Yesterday, the Labor Department stated that the unemployment rate dropped to 8.8% in March. Really? Not according to Gallup that states that unemployment is at 10% and underemployment is at 19.3%. Even though the March numbers are lower than February, they are still far too high and going at a snail’s pace recovery. Could it be because of too much government interference, regulation and failed Obama economic policy?
Unemployment, as measured by Gallup without seasonal adjustment, was 10.0% in March — down from 10.2% in mid-March and 10.3% at the end of February, but above the 9.8% at the end of January. U.S. unemployment was 10.4% at the end of March a year ago.
As reported in the WSJ,‘We Have Become a Nation of Takers, not Makers’. The problem, there are far too many people who work for the government of compared to construction, farming, fishing, forestry, manufacturing, mining and utilities combined.
If you want to understand better why so many states—from New York to Wisconsin to California—are teetering on the brink of bankruptcy, consider this depressing statistic: Today in America there are nearly twice as many people working for the government (22.5 million) than in all of manufacturing (11.5 million). This is an almost exact reversal of the situation in 1960, when there were 15 million workers in manufacturing and 8.7 million collecting a paycheck from the government.
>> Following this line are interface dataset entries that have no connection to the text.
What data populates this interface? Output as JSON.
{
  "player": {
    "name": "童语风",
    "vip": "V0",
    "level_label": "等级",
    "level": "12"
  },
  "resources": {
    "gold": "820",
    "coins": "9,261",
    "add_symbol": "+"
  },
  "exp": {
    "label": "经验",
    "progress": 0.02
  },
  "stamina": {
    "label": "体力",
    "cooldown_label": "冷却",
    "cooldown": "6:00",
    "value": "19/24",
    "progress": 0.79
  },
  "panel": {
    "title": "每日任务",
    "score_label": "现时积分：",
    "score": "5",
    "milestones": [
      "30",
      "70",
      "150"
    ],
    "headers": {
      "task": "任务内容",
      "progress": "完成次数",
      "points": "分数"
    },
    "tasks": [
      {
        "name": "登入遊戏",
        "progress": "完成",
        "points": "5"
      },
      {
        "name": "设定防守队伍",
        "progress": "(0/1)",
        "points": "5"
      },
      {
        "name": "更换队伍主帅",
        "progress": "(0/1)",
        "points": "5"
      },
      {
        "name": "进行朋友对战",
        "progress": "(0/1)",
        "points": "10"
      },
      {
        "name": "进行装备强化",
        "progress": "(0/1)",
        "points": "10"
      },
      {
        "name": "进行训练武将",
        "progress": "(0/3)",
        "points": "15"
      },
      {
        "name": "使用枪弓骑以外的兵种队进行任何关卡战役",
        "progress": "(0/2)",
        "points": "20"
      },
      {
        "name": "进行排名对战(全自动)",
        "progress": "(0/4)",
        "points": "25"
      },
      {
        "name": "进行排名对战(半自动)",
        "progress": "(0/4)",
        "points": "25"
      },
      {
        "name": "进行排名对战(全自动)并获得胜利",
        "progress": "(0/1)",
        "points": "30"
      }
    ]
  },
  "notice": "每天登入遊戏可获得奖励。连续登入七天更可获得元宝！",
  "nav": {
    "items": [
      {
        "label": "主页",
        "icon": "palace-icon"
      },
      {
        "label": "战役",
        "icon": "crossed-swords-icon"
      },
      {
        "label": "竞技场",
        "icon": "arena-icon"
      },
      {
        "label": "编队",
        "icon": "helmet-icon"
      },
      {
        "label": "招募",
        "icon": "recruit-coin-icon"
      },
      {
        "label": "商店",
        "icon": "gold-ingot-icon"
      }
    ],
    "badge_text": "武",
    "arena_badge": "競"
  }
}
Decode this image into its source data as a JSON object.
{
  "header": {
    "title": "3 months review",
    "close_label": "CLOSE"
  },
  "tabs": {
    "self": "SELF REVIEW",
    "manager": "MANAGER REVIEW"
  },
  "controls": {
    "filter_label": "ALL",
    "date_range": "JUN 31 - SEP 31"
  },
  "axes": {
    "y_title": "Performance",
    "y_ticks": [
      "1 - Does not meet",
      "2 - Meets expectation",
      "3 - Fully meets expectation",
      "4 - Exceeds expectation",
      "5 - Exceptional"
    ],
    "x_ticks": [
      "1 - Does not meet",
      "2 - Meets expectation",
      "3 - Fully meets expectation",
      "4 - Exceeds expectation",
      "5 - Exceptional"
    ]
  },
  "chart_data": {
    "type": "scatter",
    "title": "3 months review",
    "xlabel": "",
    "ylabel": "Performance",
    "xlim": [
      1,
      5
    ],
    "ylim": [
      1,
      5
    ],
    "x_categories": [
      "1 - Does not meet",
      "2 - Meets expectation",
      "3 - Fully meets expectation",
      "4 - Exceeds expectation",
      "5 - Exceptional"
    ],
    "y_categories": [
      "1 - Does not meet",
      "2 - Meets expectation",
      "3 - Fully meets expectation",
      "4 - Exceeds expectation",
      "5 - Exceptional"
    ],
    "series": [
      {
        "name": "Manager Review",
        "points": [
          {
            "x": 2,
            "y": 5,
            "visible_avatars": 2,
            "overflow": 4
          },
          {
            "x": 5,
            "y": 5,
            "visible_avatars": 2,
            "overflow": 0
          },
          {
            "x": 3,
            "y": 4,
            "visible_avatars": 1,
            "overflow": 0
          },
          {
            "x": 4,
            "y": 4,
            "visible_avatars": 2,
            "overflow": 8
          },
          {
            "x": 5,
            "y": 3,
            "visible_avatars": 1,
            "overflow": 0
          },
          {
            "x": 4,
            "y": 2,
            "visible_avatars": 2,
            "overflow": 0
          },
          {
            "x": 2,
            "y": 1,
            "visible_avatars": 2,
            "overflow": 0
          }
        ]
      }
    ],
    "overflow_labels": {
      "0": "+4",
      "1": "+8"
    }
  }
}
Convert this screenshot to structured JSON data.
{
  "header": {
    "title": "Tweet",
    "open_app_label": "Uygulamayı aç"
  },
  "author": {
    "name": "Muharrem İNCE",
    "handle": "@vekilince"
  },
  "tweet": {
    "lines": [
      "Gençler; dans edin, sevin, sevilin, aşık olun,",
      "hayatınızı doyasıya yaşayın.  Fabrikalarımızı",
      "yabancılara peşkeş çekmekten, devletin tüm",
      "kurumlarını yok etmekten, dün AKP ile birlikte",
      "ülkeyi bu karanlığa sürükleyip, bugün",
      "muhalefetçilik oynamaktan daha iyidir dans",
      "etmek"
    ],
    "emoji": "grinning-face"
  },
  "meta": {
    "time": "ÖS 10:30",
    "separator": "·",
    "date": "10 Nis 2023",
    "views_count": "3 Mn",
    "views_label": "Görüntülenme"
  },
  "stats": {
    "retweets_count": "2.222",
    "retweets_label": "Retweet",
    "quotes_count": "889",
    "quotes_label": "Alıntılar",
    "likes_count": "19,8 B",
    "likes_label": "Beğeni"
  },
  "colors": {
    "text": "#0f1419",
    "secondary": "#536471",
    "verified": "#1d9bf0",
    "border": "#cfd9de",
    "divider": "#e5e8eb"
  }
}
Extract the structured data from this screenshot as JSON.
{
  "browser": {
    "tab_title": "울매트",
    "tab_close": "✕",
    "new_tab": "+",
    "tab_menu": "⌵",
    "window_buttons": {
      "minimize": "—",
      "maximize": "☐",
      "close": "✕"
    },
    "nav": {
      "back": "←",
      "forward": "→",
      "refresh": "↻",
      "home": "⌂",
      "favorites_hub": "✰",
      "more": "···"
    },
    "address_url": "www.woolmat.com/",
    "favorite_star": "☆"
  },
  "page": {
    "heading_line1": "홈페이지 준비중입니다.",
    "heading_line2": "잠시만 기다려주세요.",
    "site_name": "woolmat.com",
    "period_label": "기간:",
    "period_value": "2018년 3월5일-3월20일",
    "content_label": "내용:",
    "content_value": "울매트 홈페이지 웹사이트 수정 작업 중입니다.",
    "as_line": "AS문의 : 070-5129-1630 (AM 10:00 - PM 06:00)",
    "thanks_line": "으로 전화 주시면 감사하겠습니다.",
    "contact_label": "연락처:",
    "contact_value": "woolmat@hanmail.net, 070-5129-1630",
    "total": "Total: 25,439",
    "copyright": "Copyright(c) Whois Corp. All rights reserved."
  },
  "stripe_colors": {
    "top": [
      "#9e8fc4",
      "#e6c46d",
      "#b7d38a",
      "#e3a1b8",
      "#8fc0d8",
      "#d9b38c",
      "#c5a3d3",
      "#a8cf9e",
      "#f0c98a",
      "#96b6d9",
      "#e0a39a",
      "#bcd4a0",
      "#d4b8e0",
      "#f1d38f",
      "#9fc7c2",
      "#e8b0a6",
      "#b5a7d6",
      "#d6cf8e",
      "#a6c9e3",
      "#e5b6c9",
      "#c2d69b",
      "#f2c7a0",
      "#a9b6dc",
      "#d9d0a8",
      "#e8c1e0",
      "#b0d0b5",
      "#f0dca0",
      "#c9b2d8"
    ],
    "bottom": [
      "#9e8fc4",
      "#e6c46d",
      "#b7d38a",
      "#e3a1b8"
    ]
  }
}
It gets worse. More Americans work for the government than work in construction, farming, fishing, forestry, manufacturing, mining and utilities combined. We have moved decisively from a nation of makers to a nation of takers. Nearly half of the $2.2 trillion cost of state and local governments is the $1 trillion-a-year tab for pay and benefits of state and local employees. Is it any wonder that so many states and cities cannot pay their bills?